Table of Contents
Slowly but surely we get to the end of this series. In this last post, I will write about database access from the host system, while your database is running on the guest machine. Therefore I will present two strategies to do so. Sure you also can
via the terminal and access the database on the CLI. But viewing and fast editing of some tables is much more comfortable from a GUI. In this post I will go over two MySQL applications: MySQL Workbench and PHPMyAdmin. While the Workbench will be installed on your host system and access the database via ssh, PHPMyAdmin will be installed on the guest system, on the existing apache web server. Here we are able to access it over the hosts browser like our web app.
The MySQL Workbench can be installed via your package manager or from their website. After the installation we start up the vagrant machine and open the workbench. You should see this area.
Click on the “+” next to the MySQL Connections. Now a new dialog should open up.
Choose “Standard TCP/IP over SSH”. Afterwards fill out SSH Hostname and SSH username, like I did. At the top you can choose whatever name you like for the Connection Name. Then press Ok. Afterwards you should see your newly created Connection.
Double-Click it and you will be asked for the SSH password. Since we didn’t changed it yet, it’s still vagrant. Then you will be asked for the database password. If you followed this tutorial closely, this will be my_pw. Afterwards you should be logged into your database successfully and you can start interacting with it.
Here we process similar, like we did in the earlier posts. First we create a new shell script inside of our sh directory. We start off with the following content
debconf-set-selections <<< "phpmyadmin phpmyadmin/reconfigure-webserver multiselect apache2" debconf-set-selections <<< "phpmyadmin phpmyadmin/dbconfig-install boolean true" debconf-set-selections <<< "phpmyadmin phpmyadmin/mysql/admin-pass password my_pw" debconf-set-selections <<< "phpmyadmin phpmyadmin/mysql/app-pass password my_pw" debconf-set-selections <<< "phpmyadmin phpmyadmin/app-password-confirm password my_pw"
This should look similar to you. We already did it, while installing MySQL. Because PHPMyAdmin is working with an interactive prompt as well, we pass the different parameters in before.
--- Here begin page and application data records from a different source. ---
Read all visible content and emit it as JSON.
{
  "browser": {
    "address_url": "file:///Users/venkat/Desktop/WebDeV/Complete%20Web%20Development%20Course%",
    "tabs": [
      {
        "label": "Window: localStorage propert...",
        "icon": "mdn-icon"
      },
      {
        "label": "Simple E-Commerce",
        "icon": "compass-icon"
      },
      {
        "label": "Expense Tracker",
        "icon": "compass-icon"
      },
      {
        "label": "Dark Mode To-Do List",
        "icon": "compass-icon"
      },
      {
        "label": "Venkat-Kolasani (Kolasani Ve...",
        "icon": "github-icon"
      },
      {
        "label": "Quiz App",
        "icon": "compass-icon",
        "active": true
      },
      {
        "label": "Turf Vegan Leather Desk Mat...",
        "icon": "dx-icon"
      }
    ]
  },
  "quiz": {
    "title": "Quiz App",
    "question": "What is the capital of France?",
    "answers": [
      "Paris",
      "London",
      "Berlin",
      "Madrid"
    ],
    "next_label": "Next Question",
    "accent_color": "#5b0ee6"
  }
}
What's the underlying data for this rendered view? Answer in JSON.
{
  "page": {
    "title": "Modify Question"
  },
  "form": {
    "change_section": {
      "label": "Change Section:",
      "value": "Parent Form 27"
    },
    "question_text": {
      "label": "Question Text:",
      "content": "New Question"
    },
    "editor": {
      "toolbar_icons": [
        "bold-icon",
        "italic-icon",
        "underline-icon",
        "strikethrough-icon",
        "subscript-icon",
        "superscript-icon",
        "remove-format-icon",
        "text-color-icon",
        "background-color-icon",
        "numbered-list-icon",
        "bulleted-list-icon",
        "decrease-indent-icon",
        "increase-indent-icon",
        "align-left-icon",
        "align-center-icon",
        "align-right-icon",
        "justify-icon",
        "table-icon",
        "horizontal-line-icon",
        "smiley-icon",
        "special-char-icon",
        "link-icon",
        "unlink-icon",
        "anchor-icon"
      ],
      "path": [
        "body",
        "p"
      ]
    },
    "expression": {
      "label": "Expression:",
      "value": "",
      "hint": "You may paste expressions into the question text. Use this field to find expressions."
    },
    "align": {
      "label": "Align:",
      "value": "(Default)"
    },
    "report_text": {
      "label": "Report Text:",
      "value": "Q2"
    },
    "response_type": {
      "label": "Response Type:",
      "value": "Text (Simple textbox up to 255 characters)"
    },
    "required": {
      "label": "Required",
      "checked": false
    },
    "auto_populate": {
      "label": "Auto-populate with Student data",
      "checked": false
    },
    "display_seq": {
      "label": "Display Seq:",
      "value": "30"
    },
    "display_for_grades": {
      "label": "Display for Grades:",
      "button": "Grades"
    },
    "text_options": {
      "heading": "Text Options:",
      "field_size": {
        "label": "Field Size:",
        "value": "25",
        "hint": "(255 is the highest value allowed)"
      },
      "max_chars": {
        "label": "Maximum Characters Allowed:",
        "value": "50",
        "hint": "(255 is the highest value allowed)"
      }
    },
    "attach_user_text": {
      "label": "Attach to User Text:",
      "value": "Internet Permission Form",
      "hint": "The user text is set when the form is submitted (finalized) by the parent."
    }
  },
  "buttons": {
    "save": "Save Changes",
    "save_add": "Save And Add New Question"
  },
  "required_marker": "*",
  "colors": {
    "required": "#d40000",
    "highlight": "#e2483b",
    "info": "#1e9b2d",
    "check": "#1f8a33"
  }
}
Out of simplicity we go with my_pw as our password again. Now we can install it
apt-get install -y phpmyadmin php5enmod mcrypt
On PHP5 we need to enable the mcrypt library, otherwise we get an annoying red box inside of our PHPMyAdmin Frontend. The last part of our config looks like this.
if [ -f /vagrant/tmp/phpmyadmin.conf ]; then mv /vagrant/tmp/phpmyadmin.conf /etc/apache2/sites-available/phpmyadmin.conf a2ensite phpmyadmin.conf else >&2 echo "Error: phpmyadmin.conf not found" fi service apache2 restart
We put a virtual host configuration for the PHPMyAdmin page into the right place, like we did with our web app in the last post. Finally we restart the apache server. Our phpmyadmin.conf looks like this
<VirtualHost *:80> ServerAdmin firstname.lastname@example.org DocumentRoot "/usr/share/phpmyadmin" ServerName phpmyadmin.dev ServerAlias www.phpmyadmin.dev ErrorLog "/var/log/apache2/phpmyadmin.dev-error_log" CustomLog "/var/log/apache2/phpmyadmin.dev-access_log" common <Directory "/usr/share/phpmyadmin"> Options Indexes FollowSymLinks Includes MultiViews Order allow,deny Allow from all AllowOverride All </Directory> </VirtualHost>
This is almost the same, like we did in the last post, except for the new paths. Additionally we set some more directory options for PHPMyAdmin to make it’s routing possible. Next thing to do is add these scripts as partitioners to our Vagrantfile.
config.vm.provision "shell", path: "sh/phpmyadmin.sh" config.vm.provision "file", source: "conf/phpmyadmin.conf", destination: "/vagrant/tmp/phpmyadmin.conf"
Now we are only missing an entry in our hosts file, to make the new domain address known to our host machine. So we go to our hosts file again and add the following line
That’s it! Recreate or re-provision your vagrant machine and go to phpmyadmin.dev on your hosts web browser. You should see this page
Type in the credentials you have typed in earlier and you should be able to be in the web frontend of your database.